By Hari Prasad Shrestha
There are two classes of people in Nepal, one is the upper castes and class, which is high and forward, and another is the indigenous or rearward group — all those other than the people of the upper caste. The majority of difﬁdent communities come from the population of indigenous groups under backward group. The forward castes Brahmin, Kshatriya including Vaishnava have social and economic rights, which the many indigenous, Sudra and the Dalits (untouchables) did not have.
Predetermined circumstances like gender, caste, race, place of birth, family origins and the social groups of a person should not help determine people’s status but these circumstances have great support of the people and happen on a widespread scale not only in Nepal but it is a chronic problem in most of the South Asian nations.
Untouchability remains a curse in most of the rural areas and if it is a Dalit and a woman, the level of mistreatment is two-fold. The standard of awareness is low; people still believe that allowing a Dalit inside a house will bring bad fortune.
Dalits are considered, the discriminated and oppressed communities, suffer from the restriction on the use of public amenities, deprivation of economic opportunities, discriminated in the religious and cultural spheres, and general neglect by the state and society.
One estimate puts the number of Dalit people at 13.09 % out of the total population in Nepal. Among them, women, children, the disabled and the elderly are more vulnerable. Poverty and oppressed communities have some linkages, but they are different status in the society. Poor people other than untouchable are better in society. Poor people have been excluded only based on their economic conditions, but the Dalits are excluded socially, culturally, religiously, economically and politically as well.
However, there are laws for equal participation, equal rights, and non-discrimination for all oppressed communities but in practice, positive changes are rarely taking place in the society. But the recent local level polls in Nepal has brought some noticeable revolutionary shifts in the political rights of the women, and it is bringing a significant increase in the representation of women especially Dalit women.
The local level election bill of Nepal makes it mandatory to field the candidacy of at least one woman either for the post of chief or deputy chief at village councils, municipalities and district coordination committees.
The bill also includes a mandatory provision on electing at least one Dalit woman in the post of ward committee member.
Likewise, the local poll bill has reserved four seats for women and two seats for candidates hailing from the Dalit or marginalized communities in the village councils. In the case of a municipality, five seats have been reserved for women and three for Dalits or the marginalized, while the number is at least three in the event of the district coordination committee.
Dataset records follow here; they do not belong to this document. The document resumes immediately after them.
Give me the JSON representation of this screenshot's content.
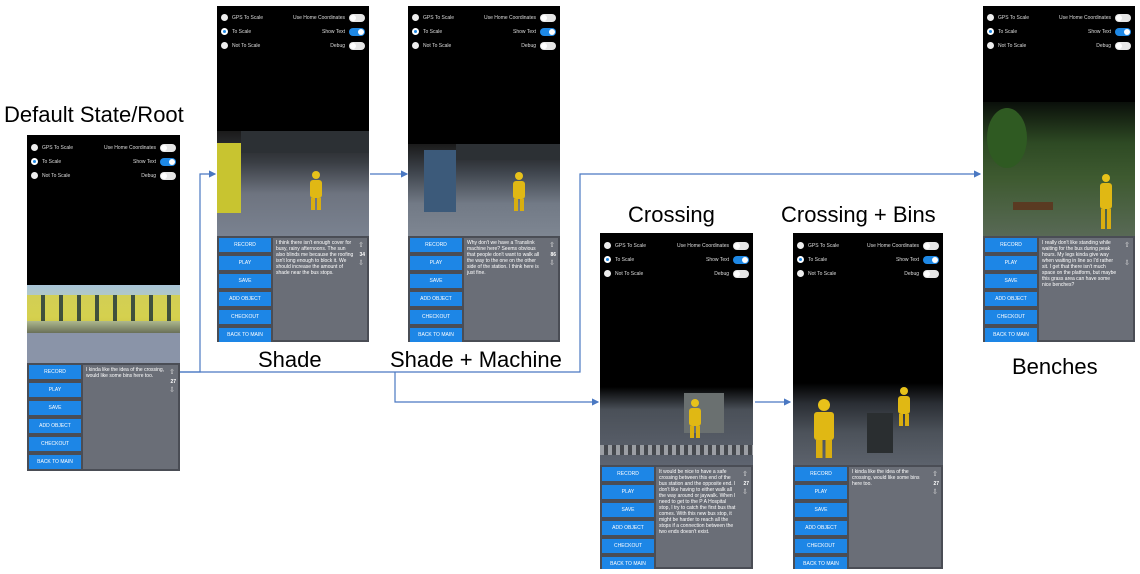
{
  "captions": {
    "root": "Default State/Root",
    "shade": "Shade",
    "shade_machine": "Shade + Machine",
    "crossing": "Crossing",
    "crossing_bins": "Crossing + Bins",
    "benches": "Benches"
  },
  "options": {
    "gps": "GPS To Scale",
    "to_scale": "To Scale",
    "not_to_scale": "Not To Scale",
    "home_coords": "Use Home Coordinates",
    "show_text": "Show Text",
    "debug": "Debug"
  },
  "buttons": {
    "record": "RECORD",
    "play": "PLAY",
    "save": "SAVE",
    "add_object": "ADD OBJECT",
    "checkout": "CHECKOUT",
    "back": "BACK TO MAIN"
  },
  "screens": {
    "root": {
      "text": "I kinda like the idea of the crossing, would like some bins here too.",
      "count": "27"
    },
    "shade": {
      "text": "I think there isn't enough cover for busy, rainy afternoons. The sun also blinds me because the roofing isn't long enough to block it. We should increase the amount of shade near the bus stops.",
      "count": "34"
    },
    "shade_machine": {
      "text": "Why don't we have a Translink machine here? Seems obvious that people don't want to walk all the way to the one on the other side of the station. I think here is just fine.",
      "count": "86"
    },
    "crossing": {
      "text": "It would be nice to have a safe crossing between this end of the bus station and the opposite end. I don't like having to either walk all the way around or jaywalk. When I need to get to the P A Hospital stop, I try to catch the first bus that comes. With this new bus stop, it might be harder to reach all the stops if a connection between the two ends doesn't exist.",
      "count": "27"
    },
    "crossing_bins": {
      "text": "I kinda like the idea of the crossing, would like some bins here too.",
      "count": "27"
    },
    "benches": {
      "text": "I really don't like standing while waiting for the bus during peak hours. My legs kinda give way when waiting in line so I'd rather sit. I get that there isn't much space on the platform, but maybe this grass area can have some nice benches?",
      "count": ""
    }
  },
  "colors": {
    "accent": "#1d86e6",
    "arrow": "#4a78c2"
  }
}
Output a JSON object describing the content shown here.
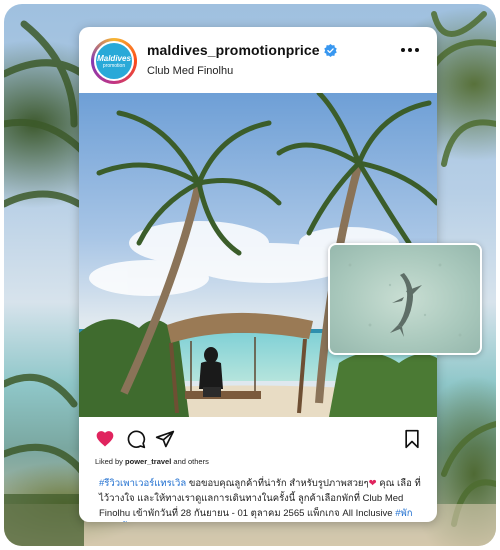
{
  "post": {
    "username": "maldives_promotionprice",
    "location": "Club Med Finolhu",
    "avatar_line1": "Maldives",
    "avatar_line2": "promotion",
    "verified": true
  },
  "actions": {
    "like_icon": "heart-filled-icon",
    "comment_icon": "comment-icon",
    "share_icon": "share-icon",
    "save_icon": "bookmark-icon",
    "like_color": "#e0245e"
  },
  "likes": {
    "prefix": "Liked by",
    "user": "power_travel",
    "suffix": "and others"
  },
  "caption": {
    "hashtag1": "#รีวิวเพาเวอร์แทรเวิล",
    "text1": " ขอขอบคุณลูกค้าที่น่ารัก สำหรับรูปภาพสวยๆ",
    "heart": "❤",
    "text2": "คุณ เลือ ที่ไว้วางใจ และให้ทางเราดูแลการเดินทางในครั้งนี้ ลูกค้าเลือกพักที่ Club Med Finolhu เข้าพักวันที่ 28 กันยายน - 01 ตุลาคม 2565 แพ็กเกจ All Inclusive ",
    "hashtag2": "#พักกลางน้ำ"
  },
  "colors": {
    "brand_blue": "#29a9d8",
    "hashtag": "#1f6fd0",
    "verified": "#3897f0"
  }
}
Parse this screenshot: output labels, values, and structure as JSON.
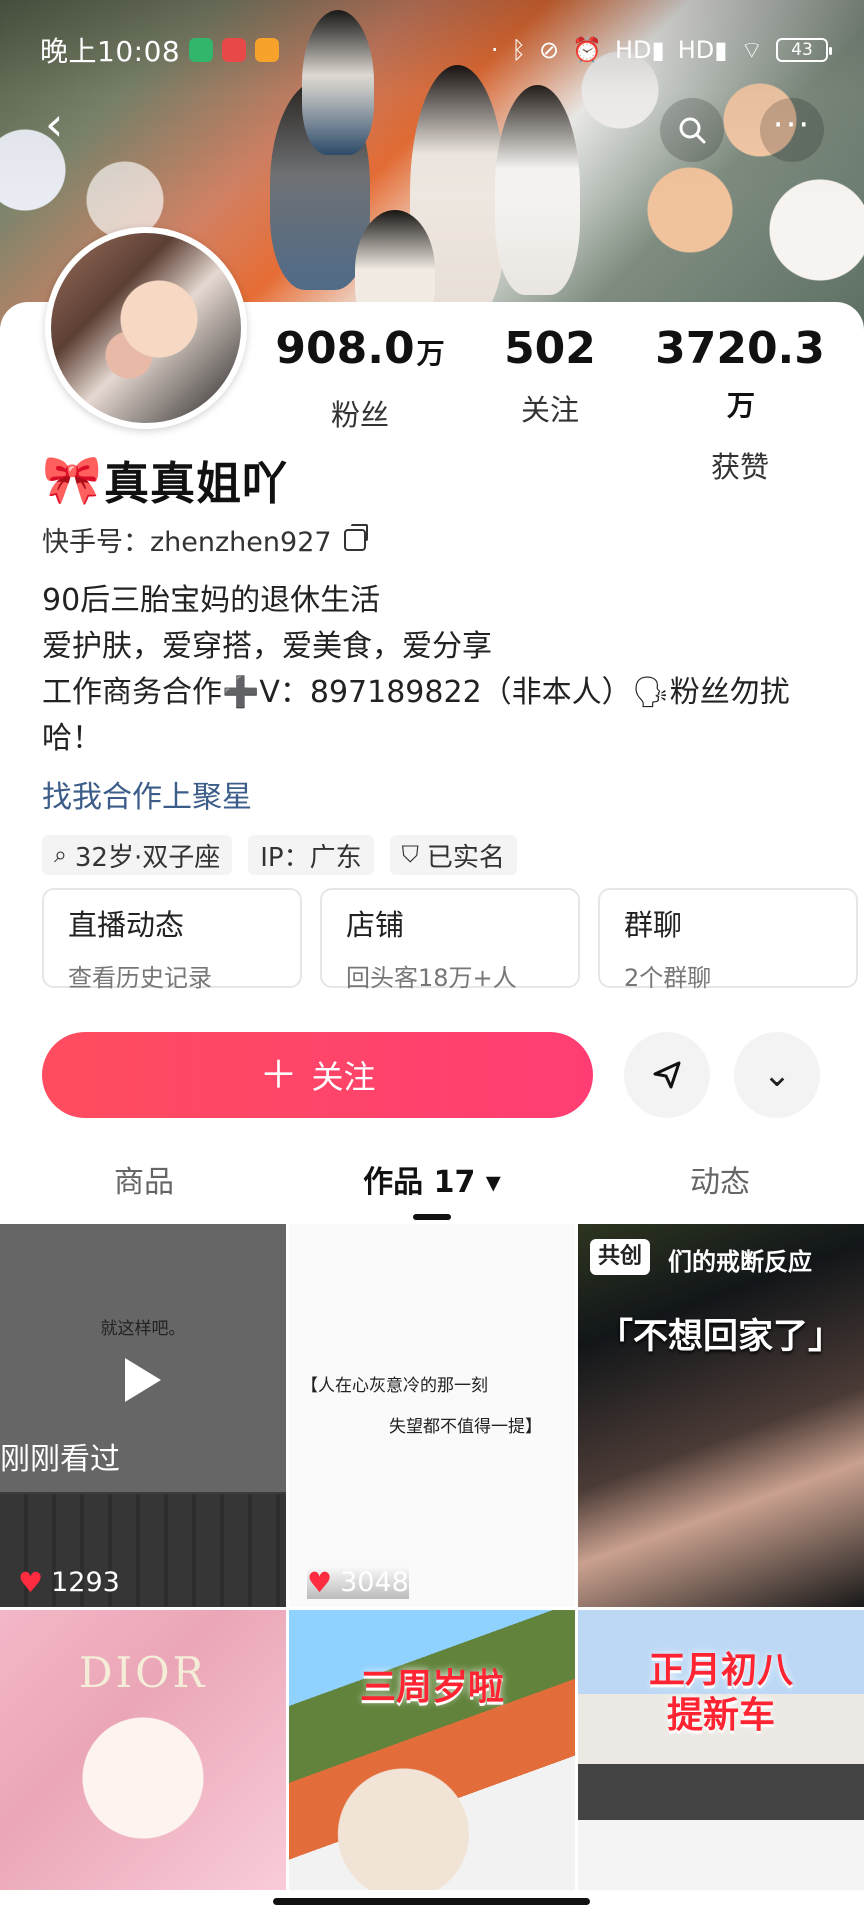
{
  "status": {
    "time": "晚上10:08",
    "battery": "43",
    "signal_hd_1": "HD",
    "signal_hd_2": "HD"
  },
  "profile": {
    "followers_value": "908.0",
    "followers_unit": "万",
    "followers_label": "粉丝",
    "following_value": "502",
    "following_label": "关注",
    "likes_value": "3720.3",
    "likes_unit": "万",
    "likes_label": "获赞",
    "name": "真真姐吖",
    "id": "快手号：zhenzhen927",
    "bio_line_1": "90后三胎宝妈的退休生活",
    "bio_line_2": "爱护肤，爱穿搭，爱美食，爱分享",
    "bio_line_3": "工作商务合作➕V：897189822（非本人）🗣粉丝勿扰",
    "bio_line_4": "哈！",
    "cooperate_link": "找我合作上聚星",
    "tags": [
      "32岁·双子座",
      "IP：广东",
      "已实名"
    ]
  },
  "cards": [
    {
      "title": "直播动态",
      "sub": "查看历史记录"
    },
    {
      "title": "店铺",
      "sub": "回头客18万+人"
    },
    {
      "title": "群聊",
      "sub": "2个群聊"
    }
  ],
  "actions": {
    "follow_label": "关注"
  },
  "tabs": [
    "商品",
    "作品 17",
    "动态"
  ],
  "videos": [
    {
      "top_text": "就这样吧。",
      "label": "刚刚看过",
      "likes": "1293"
    },
    {
      "quote_line_1": "【人在心灰意冷的那一刻",
      "quote_line_2": "失望都不值得一提】",
      "likes": "3048"
    },
    {
      "badge": "共创",
      "caption": "们的戒断反应",
      "overlay": "「不想回家了」"
    },
    {
      "brand": "DIOR"
    },
    {
      "title": "三周岁啦"
    },
    {
      "title_line_1": "正月初八",
      "title_line_2": "提新车"
    }
  ]
}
During recent local government polls, thousands of Dalit women have been elected to the local bodies, which has been a great achievement in the history of gender equity and bringing Dalit women in the political mainstream.
For the first time, the Dalit women campaigned and contested in local polls in such a substantial number. In most of the places, it was very challenging and arduous for them to ask for votes especially with higher castes in the society. They faced discrimination from the so-called upper caste people while conducting door-to-door canvassing for votes.
Campaigning to some of them has been a humiliating affair because they are openly prohibited from going to the households belonging to upper castes in their wards. They feel disadvantaged compared to other candidates who are receiving friendly treatment from the voters.
There is still a lot to be done to end the rampant discrimination against Dalit and women. Introducing a policy at the center and trying to implement its ground level is not going to change the people’s attitude overnight. Its solution requires a combination of action on the part of these communities, the government, and the political parties. However, the mandatory provision to elect Dalit women in the local administration is a good start.
Dalits have a lower social network, limited access to better jobs and opportunities. Socially excluded these groups must follow the dominant group’s value system. When a crisis occurs, they can be costly for them. This election is only a beginning, still greater equity, more efﬁcient economic functioning, reduced discrimination, more excellent support and better institutions with dynamic beneﬁts are needed for these disadvantaged groups.
Many Dalit women, who have contested and became successful in local polls predict that there would be remarkable changes in the rights and status of the Dalits after they enter in the local governments. Furthermore, they are confident that Dalits finally being inducted into mainstream politics and now will get more respect in society.